Exercise requirements
Copy all the entries below exactly, but not the pictures.

----------

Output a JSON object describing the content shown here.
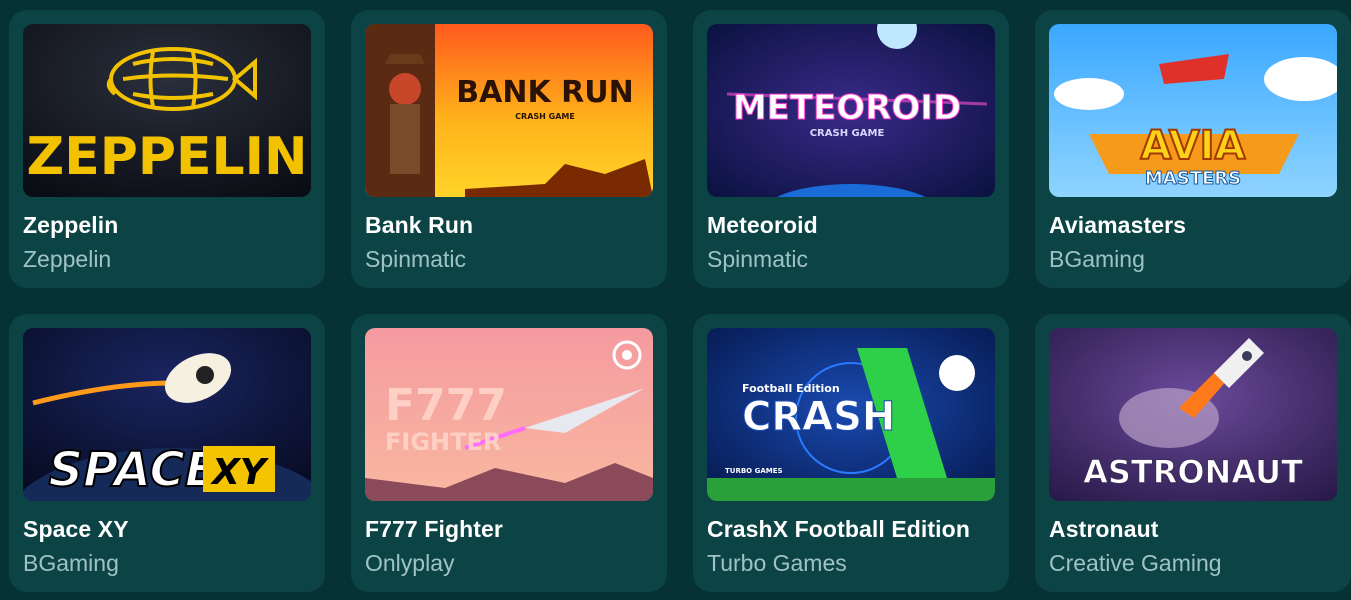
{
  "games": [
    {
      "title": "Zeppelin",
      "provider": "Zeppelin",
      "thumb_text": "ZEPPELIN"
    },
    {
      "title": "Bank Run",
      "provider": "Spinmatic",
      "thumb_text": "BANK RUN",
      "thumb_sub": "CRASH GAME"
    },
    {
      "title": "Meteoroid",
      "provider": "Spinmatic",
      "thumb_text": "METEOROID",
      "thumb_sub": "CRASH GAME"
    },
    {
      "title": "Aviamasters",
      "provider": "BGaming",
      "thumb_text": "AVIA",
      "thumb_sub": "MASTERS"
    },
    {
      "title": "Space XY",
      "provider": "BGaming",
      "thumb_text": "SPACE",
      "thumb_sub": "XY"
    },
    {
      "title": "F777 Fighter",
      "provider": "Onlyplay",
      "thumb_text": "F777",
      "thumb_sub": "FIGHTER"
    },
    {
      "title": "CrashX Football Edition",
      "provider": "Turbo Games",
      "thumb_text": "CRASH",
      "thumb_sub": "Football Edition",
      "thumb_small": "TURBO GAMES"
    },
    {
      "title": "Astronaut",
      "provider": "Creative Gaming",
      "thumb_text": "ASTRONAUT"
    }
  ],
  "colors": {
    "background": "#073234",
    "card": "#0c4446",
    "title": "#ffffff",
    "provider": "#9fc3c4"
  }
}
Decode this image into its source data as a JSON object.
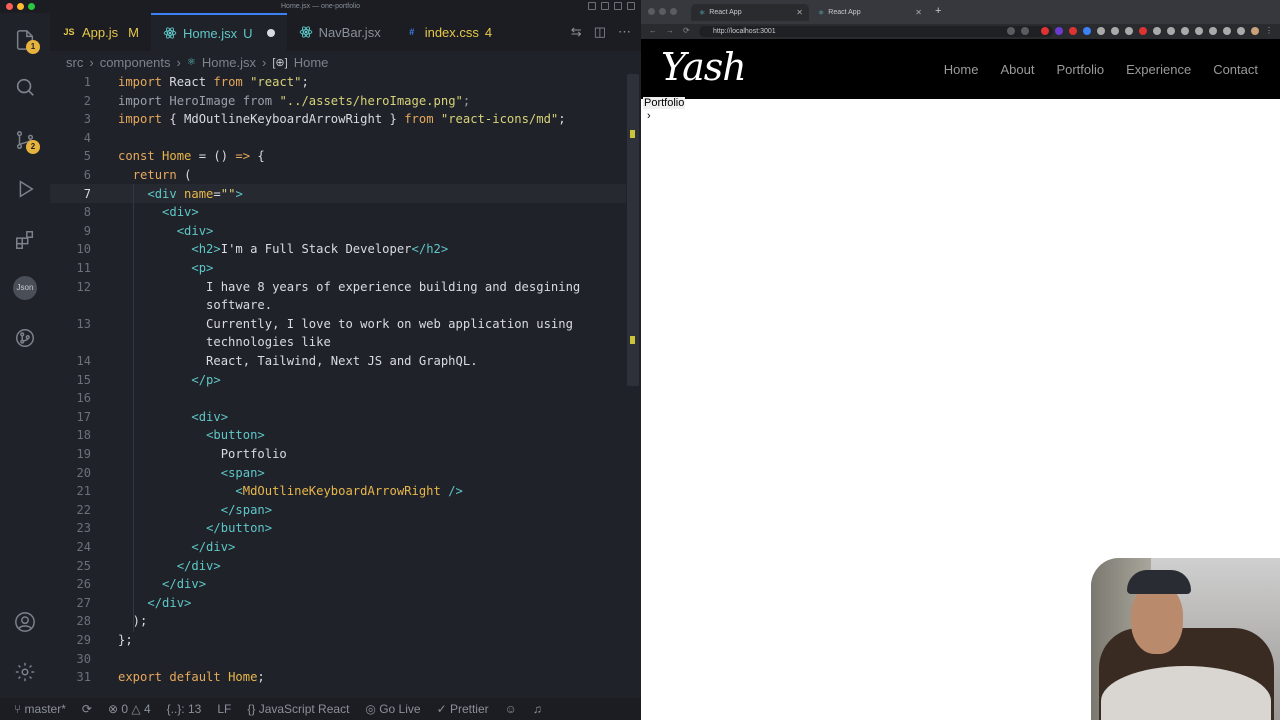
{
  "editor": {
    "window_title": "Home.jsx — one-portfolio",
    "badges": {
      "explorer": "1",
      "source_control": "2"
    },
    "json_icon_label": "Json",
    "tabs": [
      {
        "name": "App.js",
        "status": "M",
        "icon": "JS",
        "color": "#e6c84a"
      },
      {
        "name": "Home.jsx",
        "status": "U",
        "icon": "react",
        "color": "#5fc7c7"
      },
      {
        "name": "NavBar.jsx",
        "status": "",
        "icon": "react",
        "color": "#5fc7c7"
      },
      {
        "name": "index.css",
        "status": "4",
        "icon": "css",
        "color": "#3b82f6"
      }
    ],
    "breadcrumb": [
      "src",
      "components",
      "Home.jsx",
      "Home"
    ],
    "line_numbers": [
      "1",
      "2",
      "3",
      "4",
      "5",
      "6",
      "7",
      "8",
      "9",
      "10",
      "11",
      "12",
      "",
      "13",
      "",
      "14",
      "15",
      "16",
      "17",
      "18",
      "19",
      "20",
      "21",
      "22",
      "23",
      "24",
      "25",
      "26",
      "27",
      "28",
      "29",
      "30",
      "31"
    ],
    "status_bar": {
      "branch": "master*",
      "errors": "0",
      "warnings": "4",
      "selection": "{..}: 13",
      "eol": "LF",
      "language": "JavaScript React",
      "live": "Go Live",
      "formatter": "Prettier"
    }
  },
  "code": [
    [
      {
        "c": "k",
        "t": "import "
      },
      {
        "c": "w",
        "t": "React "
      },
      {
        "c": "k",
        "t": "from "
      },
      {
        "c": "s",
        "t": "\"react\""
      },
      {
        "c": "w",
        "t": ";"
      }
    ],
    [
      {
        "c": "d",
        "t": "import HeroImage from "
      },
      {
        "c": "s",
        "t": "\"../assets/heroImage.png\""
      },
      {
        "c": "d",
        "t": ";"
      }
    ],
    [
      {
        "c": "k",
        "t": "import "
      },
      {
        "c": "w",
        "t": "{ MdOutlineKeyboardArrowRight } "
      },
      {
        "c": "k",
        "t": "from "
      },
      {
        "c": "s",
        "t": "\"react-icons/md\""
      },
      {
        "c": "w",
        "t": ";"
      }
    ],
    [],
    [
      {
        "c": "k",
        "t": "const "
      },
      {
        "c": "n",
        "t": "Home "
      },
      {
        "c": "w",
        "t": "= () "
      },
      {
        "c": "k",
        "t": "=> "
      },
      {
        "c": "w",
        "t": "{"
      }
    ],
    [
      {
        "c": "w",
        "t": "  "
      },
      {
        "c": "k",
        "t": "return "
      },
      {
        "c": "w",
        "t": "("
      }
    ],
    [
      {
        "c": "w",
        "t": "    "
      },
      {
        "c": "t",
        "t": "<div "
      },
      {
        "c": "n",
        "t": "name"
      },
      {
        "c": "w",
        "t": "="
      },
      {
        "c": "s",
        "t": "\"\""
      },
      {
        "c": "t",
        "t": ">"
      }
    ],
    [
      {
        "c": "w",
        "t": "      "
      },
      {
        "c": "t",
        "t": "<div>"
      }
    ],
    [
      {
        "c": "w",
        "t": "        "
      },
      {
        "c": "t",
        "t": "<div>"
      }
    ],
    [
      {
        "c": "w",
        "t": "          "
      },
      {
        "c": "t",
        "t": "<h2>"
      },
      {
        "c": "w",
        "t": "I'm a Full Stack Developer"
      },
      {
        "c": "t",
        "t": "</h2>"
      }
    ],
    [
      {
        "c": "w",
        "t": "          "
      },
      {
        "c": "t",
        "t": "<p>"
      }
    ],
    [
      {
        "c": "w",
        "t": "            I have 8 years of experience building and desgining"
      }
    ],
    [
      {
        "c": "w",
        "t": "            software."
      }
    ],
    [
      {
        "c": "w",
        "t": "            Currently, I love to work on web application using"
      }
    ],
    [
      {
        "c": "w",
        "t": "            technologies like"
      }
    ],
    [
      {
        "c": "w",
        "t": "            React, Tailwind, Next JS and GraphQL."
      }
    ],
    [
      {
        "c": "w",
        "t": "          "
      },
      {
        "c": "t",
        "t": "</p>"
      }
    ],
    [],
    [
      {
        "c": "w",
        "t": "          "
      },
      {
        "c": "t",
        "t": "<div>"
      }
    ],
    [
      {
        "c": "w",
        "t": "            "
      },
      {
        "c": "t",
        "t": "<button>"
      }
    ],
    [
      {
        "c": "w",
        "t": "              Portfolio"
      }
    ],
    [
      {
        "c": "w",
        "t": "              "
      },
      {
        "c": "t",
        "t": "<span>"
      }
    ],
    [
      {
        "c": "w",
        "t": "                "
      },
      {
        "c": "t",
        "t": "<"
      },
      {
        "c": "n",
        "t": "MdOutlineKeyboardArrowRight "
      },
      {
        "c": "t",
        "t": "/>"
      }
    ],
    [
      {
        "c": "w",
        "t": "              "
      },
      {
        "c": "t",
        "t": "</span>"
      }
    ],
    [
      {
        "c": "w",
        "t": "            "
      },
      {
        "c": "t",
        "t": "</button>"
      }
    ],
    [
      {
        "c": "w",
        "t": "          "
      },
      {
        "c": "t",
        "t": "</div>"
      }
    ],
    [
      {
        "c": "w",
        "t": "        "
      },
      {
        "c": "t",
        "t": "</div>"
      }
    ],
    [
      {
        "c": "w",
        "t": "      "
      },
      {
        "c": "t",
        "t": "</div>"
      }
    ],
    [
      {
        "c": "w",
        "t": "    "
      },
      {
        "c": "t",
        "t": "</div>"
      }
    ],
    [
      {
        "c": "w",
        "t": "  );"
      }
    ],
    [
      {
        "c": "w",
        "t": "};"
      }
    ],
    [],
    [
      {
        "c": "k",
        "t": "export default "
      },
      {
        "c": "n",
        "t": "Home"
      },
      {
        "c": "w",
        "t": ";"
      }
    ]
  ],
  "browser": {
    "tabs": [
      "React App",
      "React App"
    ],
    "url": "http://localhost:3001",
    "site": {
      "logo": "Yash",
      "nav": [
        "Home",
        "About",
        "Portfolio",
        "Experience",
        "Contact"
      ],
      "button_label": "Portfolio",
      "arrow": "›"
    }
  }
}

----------

Reply
Output a JSON object describing the content shown here.
{
  "games": [
    {
      "title": "Zeppelin",
      "provider": "Zeppelin",
      "thumb_text": "ZEPPELIN"
    },
    {
      "title": "Bank Run",
      "provider": "Spinmatic",
      "thumb_text": "BANK RUN",
      "thumb_sub": "CRASH GAME"
    },
    {
      "title": "Meteoroid",
      "provider": "Spinmatic",
      "thumb_text": "METEOROID",
      "thumb_sub": "CRASH GAME"
    },
    {
      "title": "Aviamasters",
      "provider": "BGaming",
      "thumb_text": "AVIA",
      "thumb_sub": "MASTERS"
    },
    {
      "title": "Space XY",
      "provider": "BGaming",
      "thumb_text": "SPACE",
      "thumb_sub": "XY"
    },
    {
      "title": "F777 Fighter",
      "provider": "Onlyplay",
      "thumb_text": "F777",
      "thumb_sub": "FIGHTER"
    },
    {
      "title": "CrashX Football Edition",
      "provider": "Turbo Games",
      "thumb_text": "CRASH",
      "thumb_sub": "Football Edition",
      "thumb_small": "TURBO GAMES"
    },
    {
      "title": "Astronaut",
      "provider": "Creative Gaming",
      "thumb_text": "ASTRONAUT"
    }
  ],
  "colors": {
    "background": "#073234",
    "card": "#0c4446",
    "title": "#ffffff",
    "provider": "#9fc3c4"
  }
}
Decode this image into its source data as a JSON object.
{
  "editor": {
    "window_title": "Home.jsx — one-portfolio",
    "badges": {
      "explorer": "1",
      "source_control": "2"
    },
    "json_icon_label": "Json",
    "tabs": [
      {
        "name": "App.js",
        "status": "M",
        "icon": "JS",
        "color": "#e6c84a"
      },
      {
        "name": "Home.jsx",
        "status": "U",
        "icon": "react",
        "color": "#5fc7c7"
      },
      {
        "name": "NavBar.jsx",
        "status": "",
        "icon": "react",
        "color": "#5fc7c7"
      },
      {
        "name": "index.css",
        "status": "4",
        "icon": "css",
        "color": "#3b82f6"
      }
    ],
    "breadcrumb": [
      "src",
      "components",
      "Home.jsx",
      "Home"
    ],
    "line_numbers": [
      "1",
      "2",
      "3",
      "4",
      "5",
      "6",
      "7",
      "8",
      "9",
      "10",
      "11",
      "12",
      "",
      "13",
      "",
      "14",
      "15",
      "16",
      "17",
      "18",
      "19",
      "20",
      "21",
      "22",
      "23",
      "24",
      "25",
      "26",
      "27",
      "28",
      "29",
      "30",
      "31"
    ],
    "status_bar": {
      "branch": "master*",
      "errors": "0",
      "warnings": "4",
      "selection": "{..}: 13",
      "eol": "LF",
      "language": "JavaScript React",
      "live": "Go Live",
      "formatter": "Prettier"
    }
  },
  "code": [
    [
      {
        "c": "k",
        "t": "import "
      },
      {
        "c": "w",
        "t": "React "
      },
      {
        "c": "k",
        "t": "from "
      },
      {
        "c": "s",
        "t": "\"react\""
      },
      {
        "c": "w",
        "t": ";"
      }
    ],
    [
      {
        "c": "d",
        "t": "import HeroImage from "
      },
      {
        "c": "s",
        "t": "\"../assets/heroImage.png\""
      },
      {
        "c": "d",
        "t": ";"
      }
    ],
    [
      {
        "c": "k",
        "t": "import "
      },
      {
        "c": "w",
        "t": "{ MdOutlineKeyboardArrowRight } "
      },
      {
        "c": "k",
        "t": "from "
      },
      {
        "c": "s",
        "t": "\"react-icons/md\""
      },
      {
        "c": "w",
        "t": ";"
      }
    ],
    [],
    [
      {
        "c": "k",
        "t": "const "
      },
      {
        "c": "n",
        "t": "Home "
      },
      {
        "c": "w",
        "t": "= () "
      },
      {
        "c": "k",
        "t": "=> "
      },
      {
        "c": "w",
        "t": "{"
      }
    ],
    [
      {
        "c": "w",
        "t": "  "
      },
      {
        "c": "k",
        "t": "return "
      },
      {
        "c": "w",
        "t": "("
      }
    ],
    [
      {
        "c": "w",
        "t": "    "
      },
      {
        "c": "t",
        "t": "<div "
      },
      {
        "c": "n",
        "t": "name"
      },
      {
        "c": "w",
        "t": "="
      },
      {
        "c": "s",
        "t": "\"\""
      },
      {
        "c": "t",
        "t": ">"
      }
    ],
    [
      {
        "c": "w",
        "t": "      "
      },
      {
        "c": "t",
        "t": "<div>"
      }
    ],
    [
      {
        "c": "w",
        "t": "        "
      },
      {
        "c": "t",
        "t": "<div>"
      }
    ],
    [
      {
        "c": "w",
        "t": "          "
      },
      {
        "c": "t",
        "t": "<h2>"
      },
      {
        "c": "w",
        "t": "I'm a Full Stack Developer"
      },
      {
        "c": "t",
        "t": "</h2>"
      }
    ],
    [
      {
        "c": "w",
        "t": "          "
      },
      {
        "c": "t",
        "t": "<p>"
      }
    ],
    [
      {
        "c": "w",
        "t": "            I have 8 years of experience building and desgining"
      }
    ],
    [
      {
        "c": "w",
        "t": "            software."
      }
    ],
    [
      {
        "c": "w",
        "t": "            Currently, I love to work on web application using"
      }
    ],
    [
      {
        "c": "w",
        "t": "            technologies like"
      }
    ],
    [
      {
        "c": "w",
        "t": "            React, Tailwind, Next JS and GraphQL."
      }
    ],
    [
      {
        "c": "w",
        "t": "          "
      },
      {
        "c": "t",
        "t": "</p>"
      }
    ],
    [],
    [
      {
        "c": "w",
        "t": "          "
      },
      {
        "c": "t",
        "t": "<div>"
      }
    ],
    [
      {
        "c": "w",
        "t": "            "
      },
      {
        "c": "t",
        "t": "<button>"
      }
    ],
    [
      {
        "c": "w",
        "t": "              Portfolio"
      }
    ],
    [
      {
        "c": "w",
        "t": "              "
      },
      {
        "c": "t",
        "t": "<span>"
      }
    ],
    [
      {
        "c": "w",
        "t": "                "
      },
      {
        "c": "t",
        "t": "<"
      },
      {
        "c": "n",
        "t": "MdOutlineKeyboardArrowRight "
      },
      {
        "c": "t",
        "t": "/>"
      }
    ],
    [
      {
        "c": "w",
        "t": "              "
      },
      {
        "c": "t",
        "t": "</span>"
      }
    ],
    [
      {
        "c": "w",
        "t": "            "
      },
      {
        "c": "t",
        "t": "</button>"
      }
    ],
    [
      {
        "c": "w",
        "t": "          "
      },
      {
        "c": "t",
        "t": "</div>"
      }
    ],
    [
      {
        "c": "w",
        "t": "        "
      },
      {
        "c": "t",
        "t": "</div>"
      }
    ],
    [
      {
        "c": "w",
        "t": "      "
      },
      {
        "c": "t",
        "t": "</div>"
      }
    ],
    [
      {
        "c": "w",
        "t": "    "
      },
      {
        "c": "t",
        "t": "</div>"
      }
    ],
    [
      {
        "c": "w",
        "t": "  );"
      }
    ],
    [
      {
        "c": "w",
        "t": "};"
      }
    ],
    [],
    [
      {
        "c": "k",
        "t": "export default "
      },
      {
        "c": "n",
        "t": "Home"
      },
      {
        "c": "w",
        "t": ";"
      }
    ]
  ],
  "browser": {
    "tabs": [
      "React App",
      "React App"
    ],
    "url": "http://localhost:3001",
    "site": {
      "logo": "Yash",
      "nav": [
        "Home",
        "About",
        "Portfolio",
        "Experience",
        "Contact"
      ],
      "button_label": "Portfolio",
      "arrow": "›"
    }
  }
}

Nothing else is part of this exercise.